“Okay. Rembrandt.” Tessa stared at him up and down. His dark, unruly hair hid unstable, flickering eyes prancing up down and down Tessa. “Oh, you must be an artist. Or, a soap opera star. Or, the asshole that drugged me and left me stranded in a deserted building in the middle of fucking nowhere,” she raised her voiced incrementally. “I’m sure that’s in your best interest, too. Thanks for the coffee.” She walked ahead of him, shaking.
“I owe you an apology,” he bowed his head. “I was kind of hoping you’d forget all that stuff.”
“Forget it? Oh, really? I might forget it all if I understood what it was I was forgetting.”
Rembrandt nodded. “I know, you’re right. I got it.”
“And you were honest with me,” she pulsed ahead in small steps.
He caught up to her, and they walked side by side in silence as questions gnawed inside of her. The air was cool and he seemed harmless like a moth fluttering toward the light, a scientist even. He only wanted what he could use and needed. She meditated on the thought and slid deeper into herself than she wanted. He slowed his steps to match hers. The asphalt met a dirt path, leading to a field full of weedy flowers disguised as the real thing.
“Please can we just start over? Call me Remi.”
“Let me guess. Your parents are artists and they’re terribly disappointed you turned out to be a scientist. To call you Rembrandt. I can’t even believe it’s your real name.”
He smiled at her. “Gee, I don’t think I’ve heard that one before. It’s okay, really. It gives me hope in a human race that can name a painter from the seventeenth century,” he clasped his fingers into his and kissed her hand. “Congratulations.” Tessa flinched, and then regretted it. To make matters even more awkward, he produced the crumpled card she had thrown on the ground. “Look for yourself. It says it right here.”
His name appeared above the title of “Formulation Chemist” for a company called Volotex. It passed as legitimate, although simplistic. The card looked low budget; an environmental company practicing cost-cutting measures, perhaps. No address, only a phone number, completed with a printed logo that read “VT” in scripted blue and green raised letters.
“A Formulation Chemist,” she said. “What do you want?”
“I can explain. I will explain. But first I really need you to give me that lipstick before anyone else gets hurt.” His lips quivered with the mention of the word lipstick.
“Who’s been hurt? I haven’t read about anything.”
“So, if you haven’t read about it, it must be perfectly safe and has your golden seal of approval,” he said, talking faster as their gait assumed an accelerated speed. “Just give it to me. The lipstick. Now.”

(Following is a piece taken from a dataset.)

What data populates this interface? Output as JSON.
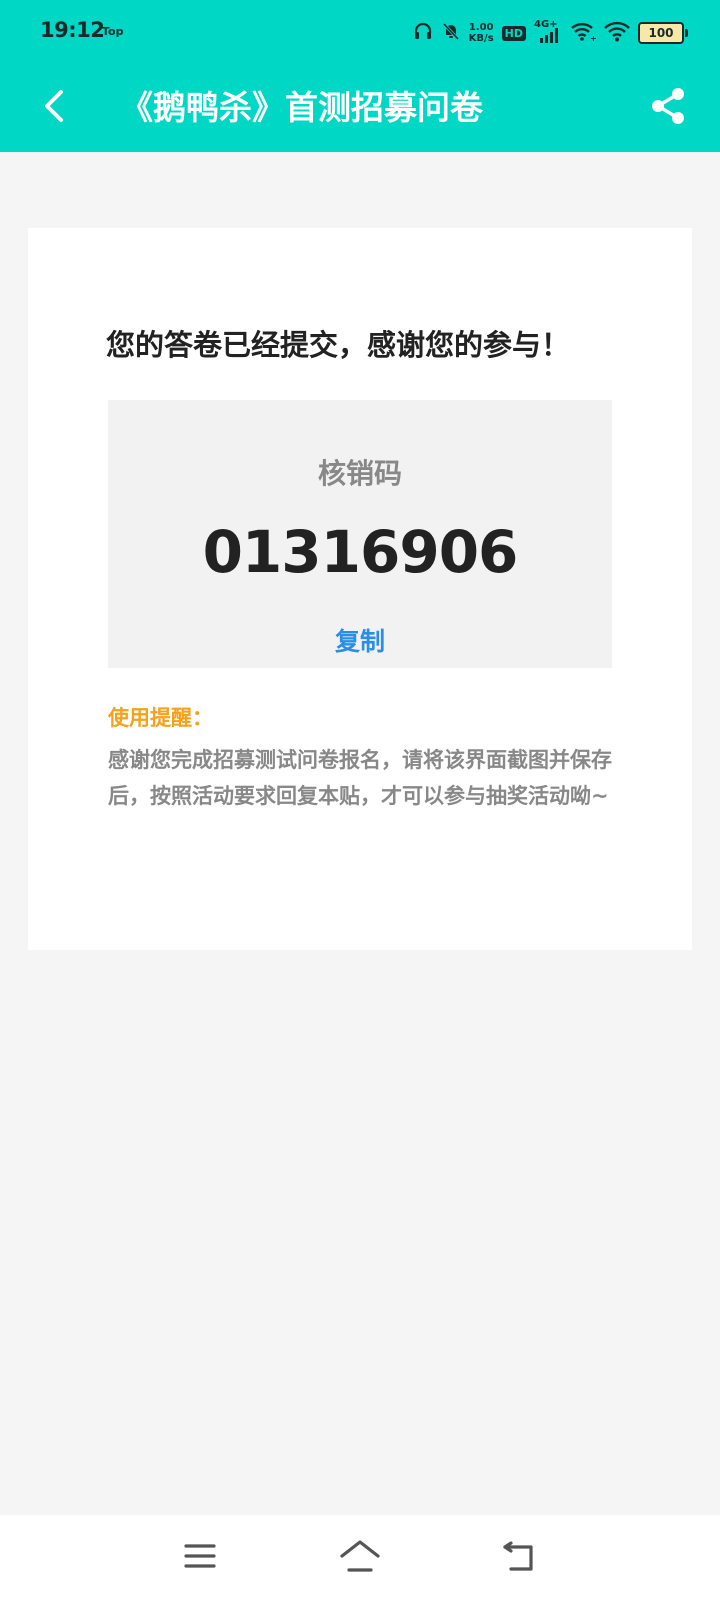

“Fine.” And she stopped to look in purse, recently cleaned out of trash. Her fingernails skimmed the brown and pink oily gunk of makeup on the lining of her purse. The lipstick revealed itself and she gave Remi, who was practically panting, one more glance. “I’ve never been so unhappy as when this lipstick came into my life.” She held it up to her face and rolled the plastic container in her fingers.
Remi relaxed enough to display a charming dimple on the side of his mouth, an innocence which encouraged her own playful game. She stretched her arms as if in a yawn, and held the lipstick high. “Give it to me,” he said.
She ran ahead through the weeds and tangled thorns. “Tell me, did we?”
“Did we what?” Remi was not in the mood for her diversions. The lipstick consumed him, and rage drove him to stumble and trip on a rock, falling to the dirt. Blood spilled out his nose, while Tessa twirled across the field.
“Did we sleep together?”
“Give me the lipstick and you’ll have your answer,” he said, calling out to her, wiping dripping blood with his sleeve.
“It’s me or the lipstick.” She crushed through brittle branches to be at his side.
“You want to start over, let’s get rid of this fucking lipstick. It has caused nothing but problems.”
A cool breeze blew past between them, fanning the weeds and a curl on the top of Remi’s head. Tessa chucked the lipstick into the field as far as she could throw. Her internal parachute opened mid-fall and she floated, mindless and free.
Remi’s face locked into a frozen scream.